Boken’s exhibition, located in the Olin Breezeway from March 27 to May 20, showcases a diverse range of mediums, with all artwork created by queer Whitman alumni. The exhibition explores the problem with binaries and shows that identities are much more complex than how definitions might paint them.
“The goal of this whole show was to show the problems of simple definitions,” Boken said. “Someone might be trans, yes, but that doesn’t really define them in a lot of ways, so I really hope people who come to the show see that experience is really what matters.”
The pieces in the show range from comic book excerpts to photographs. When asking for artists to submit their pieces, Boken also asked them to answer a series of questions, including how the artist would describe their identity, and how art can bring about change.
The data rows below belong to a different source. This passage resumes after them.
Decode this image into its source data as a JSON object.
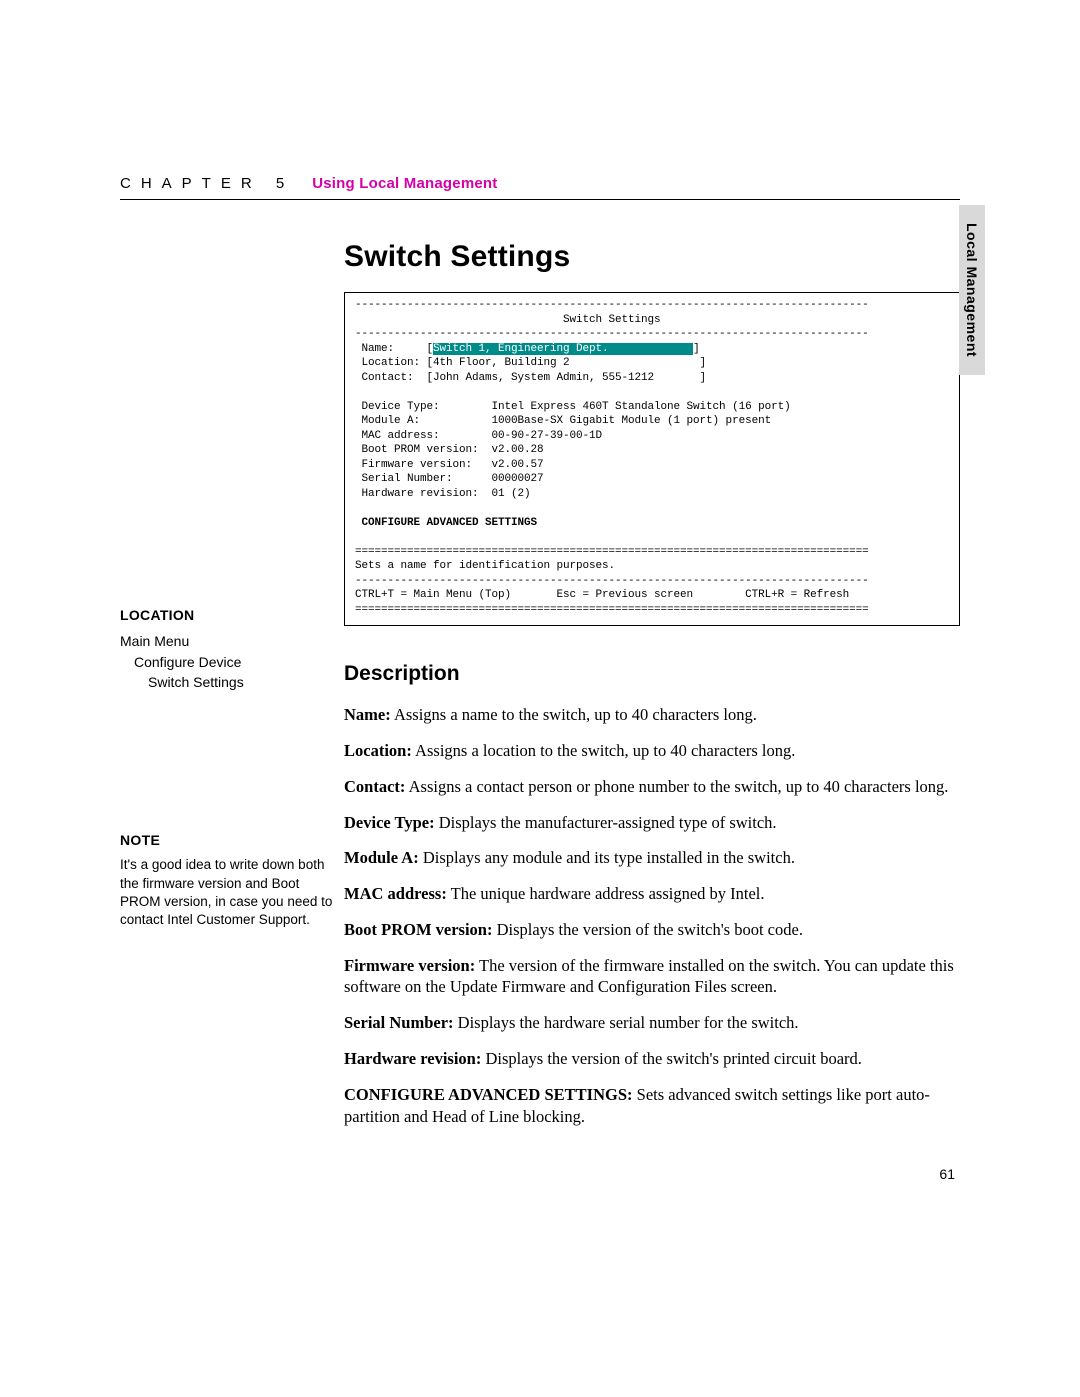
{
  "header": {
    "chapter_label": "CHAPTER 5",
    "chapter_title": "Using Local Management"
  },
  "side_tab": "Local Management",
  "page_number": "61",
  "page_title": "Switch Settings",
  "terminal": {
    "top_dash": "-------------------------------------------------------------------------------",
    "title": "                                Switch Settings",
    "dash2": "-------------------------------------------------------------------------------",
    "name_label": " Name:     [",
    "name_value": "Switch 1, Engineering Dept.             ",
    "name_close": "]",
    "location_line": " Location: [4th Floor, Building 2                    ]",
    "contact_line": " Contact:  [John Adams, System Admin, 555-1212       ]",
    "device_type": " Device Type:        Intel Express 460T Standalone Switch (16 port)",
    "module_a": " Module A:           1000Base-SX Gigabit Module (1 port) present",
    "mac": " MAC address:        00-90-27-39-00-1D",
    "boot": " Boot PROM version:  v2.00.28",
    "fw": " Firmware version:   v2.00.57",
    "serial": " Serial Number:      00000027",
    "hw": " Hardware revision:  01 (2)",
    "conf_adv": " CONFIGURE ADVANCED SETTINGS",
    "eq1": "===============================================================================",
    "help": "Sets a name for identification purposes.",
    "dash3": "-------------------------------------------------------------------------------",
    "footer": "CTRL+T = Main Menu (Top)       Esc = Previous screen        CTRL+R = Refresh",
    "eq2": "==============================================================================="
  },
  "sidebar": {
    "location_heading": "LOCATION",
    "loc1": "Main Menu",
    "loc2": "Configure Device",
    "loc3": "Switch Settings",
    "note_heading": "NOTE",
    "note_text": "It's a good idea to write down both the firmware version and Boot PROM version, in case you need to contact Intel Customer Support."
  },
  "description": {
    "heading": "Description",
    "items": [
      {
        "label": "Name:",
        "text": " Assigns a name to the switch, up to 40 characters long."
      },
      {
        "label": "Location:",
        "text": " Assigns a location to the switch, up to 40 characters long."
      },
      {
        "label": "Contact:",
        "text": " Assigns a contact person or phone number to the switch, up to 40 characters long."
      },
      {
        "label": "Device Type:",
        "text": " Displays the manufacturer-assigned type of switch."
      },
      {
        "label": "Module A:",
        "text": " Displays any module and its type installed in the switch."
      },
      {
        "label": "MAC address:",
        "text": " The unique hardware address assigned by Intel."
      },
      {
        "label": "Boot PROM version:",
        "text": " Displays the version of the switch's boot code."
      },
      {
        "label": "Firmware version:",
        "text": " The version of the firmware installed on the switch. You can update this software on the Update Firmware and Configuration Files screen."
      },
      {
        "label": "Serial Number:",
        "text": " Displays the hardware serial number for the switch."
      },
      {
        "label": "Hardware revision:",
        "text": " Displays the version of the switch's printed circuit board."
      },
      {
        "label": "CONFIGURE ADVANCED SETTINGS:",
        "text": " Sets advanced switch settings like port auto-partition and Head of Line blocking."
      }
    ]
  }
}
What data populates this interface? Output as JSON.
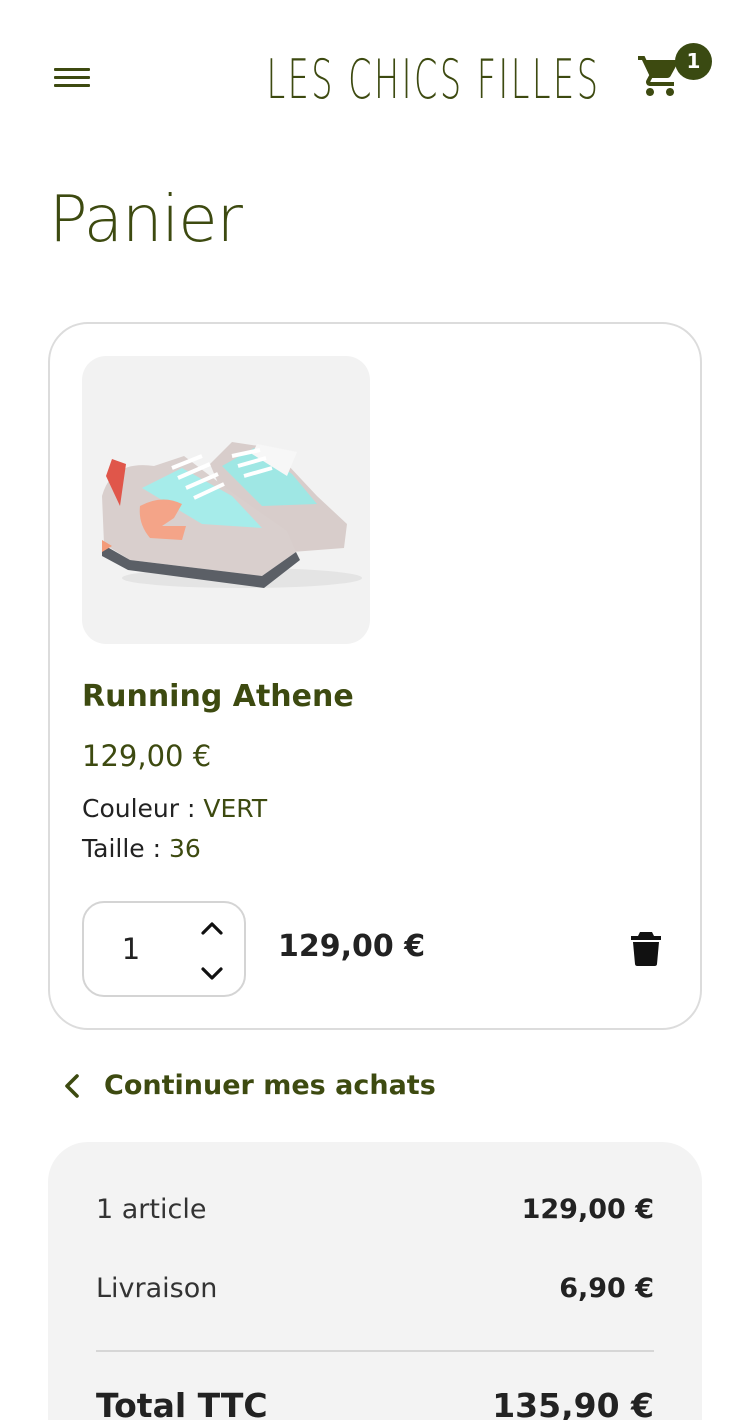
{
  "header": {
    "logo": "LES CHICS FILLES",
    "cart_count": "1"
  },
  "page": {
    "title": "Panier"
  },
  "cart_item": {
    "name": "Running Athene",
    "price": "129,00 €",
    "color_label": "Couleur :",
    "color_value": "VERT",
    "size_label": "Taille :",
    "size_value": "36",
    "quantity": "1",
    "line_total": "129,00 €"
  },
  "continue": {
    "label": "Continuer mes achats"
  },
  "summary": {
    "items_label": "1 article",
    "items_amount": "129,00 €",
    "shipping_label": "Livraison",
    "shipping_amount": "6,90 €",
    "total_label": "Total TTC",
    "total_amount": "135,90 €"
  },
  "colors": {
    "brand": "#3d4a10",
    "badge": "#3a4a12",
    "summary_bg": "#f3f3f3"
  },
  "icons": {
    "menu": "hamburger-icon",
    "cart": "shopping-cart-icon",
    "qty_up": "chevron-up-icon",
    "qty_down": "chevron-down-icon",
    "delete": "trash-icon",
    "back": "chevron-left-icon"
  }
}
Answers varied, as did the artwork submitted, bringing an abundance of identities to the forefront.
Alumnae Maia Watkins, Brie Strom and Emma Rust submitted a zine-like book that they had created together, and in that collaboration their own complex identities showed through.
“Colleen’s show was a welcome opportunity to make new art for a familiar audience, so Emma, Brie and I decided to collaborate and see what happened,” Watkins said. “We wanted to make a piece of art that was like a conversation while acknowledging subjectivity (in this way continuing to mirror the way that the show was curated by Colleen). The way each of us think about identity is different…so my own take on it is that each of us were putting forward our own narratives in a way that seemed right to us in the moment, and in that way sort of portraying a collaborative identity that I think is unique to queer spaces.”
Boken hopes to continue to curate exhibits like this in the future.
“Museums and spaces like this have the power to change culture in a lot of ways,” Boken said. “This exhibit kind of aimed to challenge culture a little bit…I think really the rewarding thing is it’s giving a voice to people…who may not have as easy of a way to do it.”
Boken spoke about what the exhibit means to her personally.
“There’s a part of me that still doesn’t believe this is happening, because when I started here at Whitman, I wasn’t sure if I was going to come out as trans,” Boken said. “I’m still not out to my parents; I was just not sure if I was going to come out here. Three years later, I’m not only fully out, but I have my name up on a show that’s just queer artists, and I think this is one of the biggest capstones to my journey here…That’s been really powerful for me in a lot of ways because it’s giving everyone else a voice, but at the same time, I think it’s my voice coming through as well for the first time in the truest way.”
Zheng’s “Embodied Viscera,” a book of twelve poems, is about their experience as a queer Asian Pacific Islander at Whitman, and it also aims to put forth a truth in queer identities.
“It [the book] functions as a mindworld in a sense—I allude to that term in the book—and that’s basically just the stories and narratives and worlds that we create in our bodies that is speaking its own truths,” Zheng said. “So ‘Embodied Viscera’ is really about just the bodily experience, the experiences of colors within these multiple identities that I hold, so it’s super intersectional, and it talks a lot about just what it means to love in a racialized body and the politics behind it, and it talks a little about diversity and queerness. It’s basically a big chunk of the embodied experiences I’ve had at Whitman that I wish that I had something like that to look for as a first year, so it’s…a statement of being authentic and being able to speak your own truths.”
Zheng commissioned artist Emma Rust to illustrate their book.
“I wanted it to be a book because I wanted a way for me to be able to commission a queer artist of color and also a Whitman alum, and I knew that the best way to do that was to do it in a book form,” Zheng said. “And also, I just love books—I love things that are physical, and I just wanted to see if I could actually produce something that I would be proud of and that was physical…I think the words that I use and the phrases that I decided on using really kind of encapsulate the bodily experiences.”
Zheng, who graduated this past December, currently lives in Portland, where they work and is also planning a book release party for “Embodied Viscera,” of which they had around 235 copies printed. They plan to donate some of the profits from that to the Equi Institute, a clinic that provides healthcare to queer patients.